  • Available for reversal of life-threatening bleeding associated with rivaroxaban and apixaban

  • Binds Xa Inibitors and reverses their effects

  • Preferred reversal agent at UHCMC, restricted to neurosurg/critcare

  • ANEXXA-4 Trial:

    • Multicenter, prospective, open-label, single group study in pts with major bleeding on Xa inhibitor

    • Primary outcome: change in anti-Xa activity, rate of good hemostatic efficacy at 12 hours

    • Subjects on Xa inhibitor and had major bleeding (ICH, GIB); received bolus + 2hr infusion andexxa

    • Adequate hemostasis achieved in majority of patients

    • 18% adverse events — thrombosis, some resulting in death

  • Dosing — need to know drug, dose, time of last dose to determine dosing strategy

    • 5mg dose for most pts

    • Bolus + continuous infusion

  • Downsides: takes time to make, costly (5x more than PCC)

  • Consult hematology for use with other anticoagulant agents

Journal Club: "When Bleeding Doesn’t Stop”

NOAC Reversal with PCC - Dr. Lauren McCafferty

Eerenberg et al. Circulation, 2011

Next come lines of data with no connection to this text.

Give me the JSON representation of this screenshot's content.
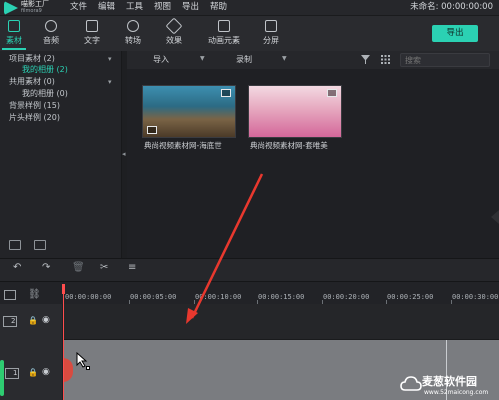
{
  "app": {
    "name": "喵影工厂",
    "sub": "filmora9",
    "project_title": "未命名: 00:00:00:00"
  },
  "menu": [
    "文件",
    "编辑",
    "工具",
    "视图",
    "导出",
    "帮助"
  ],
  "tabs": [
    {
      "label": "素材",
      "icon": "media-icon",
      "active": true
    },
    {
      "label": "音频",
      "icon": "music-icon"
    },
    {
      "label": "文字",
      "icon": "text-icon"
    },
    {
      "label": "转场",
      "icon": "transition-icon"
    },
    {
      "label": "效果",
      "icon": "effects-icon"
    },
    {
      "label": "动画元素",
      "icon": "elements-icon"
    },
    {
      "label": "分屏",
      "icon": "split-screen-icon"
    }
  ],
  "export_label": "导出",
  "library": {
    "items": [
      {
        "label": "项目素材 (2)",
        "chevron": true
      },
      {
        "label": "我的相册 (2)",
        "active": true
      },
      {
        "label": "共用素材 (0)",
        "chevron": true
      },
      {
        "label": "我的相册 (0)"
      },
      {
        "label": "背景样例 (15)"
      },
      {
        "label": "片头样例 (20)"
      }
    ]
  },
  "media_toolbar": {
    "import_label": "导入",
    "record_label": "录制",
    "search_placeholder": "搜索"
  },
  "media_items": [
    {
      "label": "典尚视频素材网-海底世",
      "color_top": "#2f7fa0",
      "color_bottom": "#6b5a3e"
    },
    {
      "label": "典尚视频素材网-套唯美",
      "color_top": "#e9b8c7",
      "color_bottom": "#d86a9a"
    }
  ],
  "timeline": {
    "tools": [
      "undo-icon",
      "redo-icon",
      "delete-icon",
      "cut-icon",
      "adjust-icon"
    ],
    "ruler_labels": [
      "00:00:00:00",
      "00:00:05:00",
      "00:00:10:00",
      "00:00:15:00",
      "00:00:20:00",
      "00:00:25:00",
      "00:00:30:00"
    ],
    "tracks": [
      {
        "label": "2"
      },
      {
        "label": "1"
      }
    ]
  },
  "watermark": {
    "text": "麦葱软件园",
    "url": "www.52maicong.com"
  },
  "colors": {
    "accent": "#2bd1b3",
    "playhead": "#ff4d4d",
    "background": "#1e1f22"
  }
}
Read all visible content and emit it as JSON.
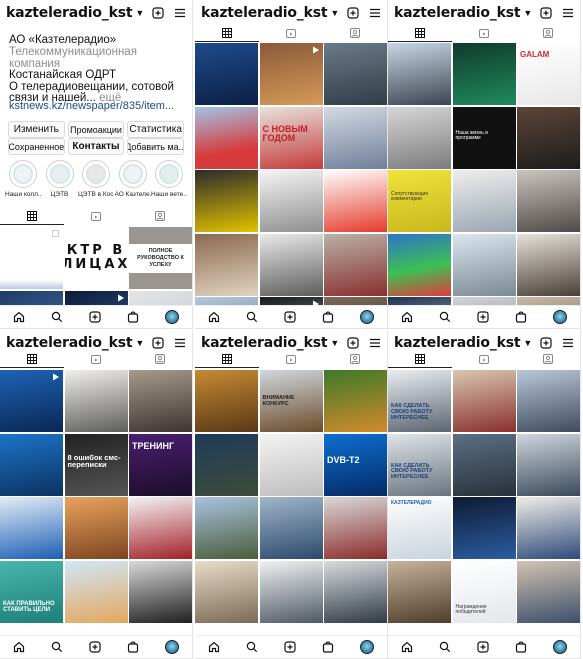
{
  "username": "kazteleradio_kst",
  "profile": {
    "name": "АО «Казтелерадио»",
    "category": "Телекоммуникационная компания",
    "location": "Костанайская ОДРТ",
    "bio": "О телерадиовещании, сотовой связи и нашей...",
    "bio_more": "ещё",
    "link": "kstnews.kz/newspaper/835/item...",
    "buttons_row1": [
      "Изменить",
      "Промоакции",
      "Статистика"
    ],
    "buttons_row2": [
      "Сохраненное",
      "Контакты",
      "Добавить ма..."
    ],
    "highlights": [
      {
        "label": "Наши колл..."
      },
      {
        "label": "ЦЭТВ"
      },
      {
        "label": "ЦЭТВ в Кос..."
      },
      {
        "label": "АО Казтеле..."
      },
      {
        "label": "Наши вете..."
      }
    ],
    "tiles": {
      "ktr": "КТР В ЛИЦАХ",
      "guide": "ПОЛНОЕ РУКОВОДСТВО К УСПЕХУ"
    }
  },
  "grid_texts": {
    "p1_newyear": "С НОВЫМ ГОДОМ",
    "p2_report": "Сопутствующие комментарии",
    "p2_note": "Наша жизнь в программе",
    "p2_galam": "GALAM",
    "p3_sms": "8 ошибок смс-переписки",
    "p3_training": "ТРЕНИНГ",
    "p3_goal": "КАК ПРАВИЛЬНО СТАВИТЬ ЦЕЛИ",
    "p4_notice": "ВНИМАНИЕ КОНКУРС",
    "p4_dvb": "DVB-T2",
    "p5_work1": "КАК СДЕЛАТЬ СВОЮ РАБОТУ ИНТЕРЕСНЕЕ",
    "p5_work2": "КАК СДЕЛАТЬ СВОЮ РАБОТУ ИНТЕРЕСНЕЕ",
    "p5_award": "Награждение победителей",
    "p5_brand": "КАЗТЕЛЕРАДИО"
  },
  "colors": {
    "text": "#111111",
    "muted": "#8e8e8e",
    "link": "#1a4a8a",
    "avatar": "#3b8fb3"
  },
  "icons": [
    "chevron-down-icon",
    "add-post-icon",
    "menu-icon",
    "grid-icon",
    "reels-icon",
    "tagged-icon",
    "home-icon",
    "search-icon",
    "create-icon",
    "shop-icon",
    "profile-avatar"
  ]
}
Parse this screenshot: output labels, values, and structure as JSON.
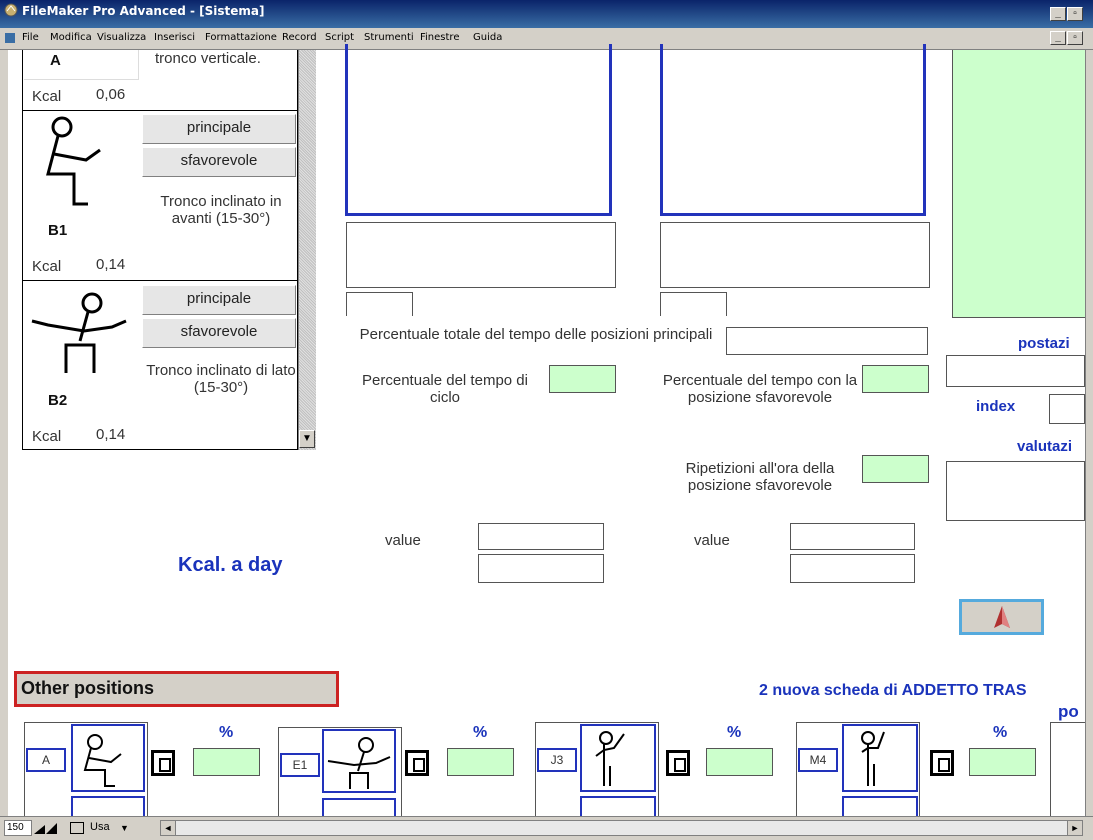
{
  "window": {
    "title": "FileMaker Pro Advanced - [Sistema]"
  },
  "menu": [
    "File",
    "Modifica",
    "Visualizza",
    "Inserisci",
    "Formattazione",
    "Record",
    "Script",
    "Strumenti",
    "Finestre",
    "Guida"
  ],
  "portal": {
    "row_a": {
      "code": "A",
      "kcal_label": "Kcal",
      "kcal_value": "0,06",
      "desc": "tronco verticale."
    },
    "row_b1": {
      "code": "B1",
      "kcal_label": "Kcal",
      "kcal_value": "0,14",
      "btn_main": "principale",
      "btn_unfav": "sfavorevole",
      "desc": "Tronco inclinato in avanti  (15-30°)"
    },
    "row_b2": {
      "code": "B2",
      "kcal_label": "Kcal",
      "kcal_value": "0,14",
      "btn_main": "principale",
      "btn_unfav": "sfavorevole",
      "desc": "Tronco inclinato di lato  (15-30°)"
    }
  },
  "labels": {
    "perc_total": "Percentuale totale del tempo delle posizioni principali",
    "perc_cycle": "Percentuale del tempo di ciclo",
    "perc_unfav": "Percentuale del tempo con la posizione sfavorevole",
    "rep_hour": "Ripetizioni all'ora della posizione sfavorevole",
    "value1": "value",
    "value2": "value",
    "kcal_day": "Kcal. a day",
    "postazi": "postazi",
    "index": "index",
    "valutazi": "valutazi",
    "other_positions": "Other positions",
    "nuova_scheda": "2  nuova scheda di ADDETTO TRAS",
    "po": "po"
  },
  "bottom_cards": [
    {
      "code": "A",
      "pct": "%"
    },
    {
      "code": "E1",
      "pct": "%"
    },
    {
      "code": "J3",
      "pct": "%"
    },
    {
      "code": "M4",
      "pct": "%"
    }
  ],
  "status": {
    "zoom": "150",
    "mode": "Usa"
  },
  "colors": {
    "accent_blue": "#1a33bb",
    "field_green": "#ccffcc",
    "panel_green": "#ccffcc",
    "other_border": "#cc2222"
  }
}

  • Prospective, randomized, double-blind, crossover study evaluating the potential of prothrombin complex concentrate (PCC) to reverse the anticoagulant effect of rivaroxaban (direct Xa inhibitor) and dabigatran (direct thrombin inhibitor)

  • Included healthy male volunteers

  • Participants received either rivaroxaban or dabigatran for 2.5 days followed by single bolus of PCC or placebo (saline); had 11 day washout period then the process repeated with the other drug

  • Blood coagulation tests assessed: 1). the anticoagulant effect of rivaroxaban and dabigatran and 2). the ability of PCC to reverse their effects

  • Findings/Conclusions: PCC rapidly and completely reversed the anticoagulant effect of rivaroxaban but had no effect on dabigatran in healthy subjects

Warfarin Reversal with FFP vs PCC - Dr. Nick Parmar

Hickey et al. Circulation, 2013

  • Retrospective cohort study comparing warfarin reversal with FFP and PCC

  • Included patients age > 18 yrs, on warfarin with INR >1.5 who received either FFP or Octaplex (PCC) in the ED for active bleeding or before emergent procedure

  • Primary outcome: serious adverse events within 7 days

  • Secondary outcome: time to INR reversal, hospital LOS, RBC transfusion in 48 hrs

  • Findings/Conclusions: for urgent warfarin reversal, PCC resulted in faster reversal, fewer adverse events, and low RBC transfusion requirement compared to FFP

PATCH Trial - Dr. Zac Rasmussen

Baharoglu et al. Lancet, 2016

  • Prospective, multi-center, open-label, randomized trial looking at whether platelet transfusion improved outcomes in patients with ICH who are on anti-platelet therapy

  • Included patients age >18 yrs with supratentorial, non-traumatic ICH with GCS 8 or greater, had symptom onset within 6 hrs, and received anti-platelet agent in last 7 days

  • Participants randomized to receive either standard care alone or standard care + platelet transfusion

  • Primary outcome: difference in functional outcome at 3 months

  • Secondary outcome: survival and poor outcome (per modified rankin scale), absolute ICH growth after 24 hrs, adverse events

  • Findings/Conclusions: Patients who received platelet transfusion had poorer outcomes, increased mortality, and increased adverse events compared to standard care. Therefore, platelets not indicated for anti-platelet reversal in patients with ICH.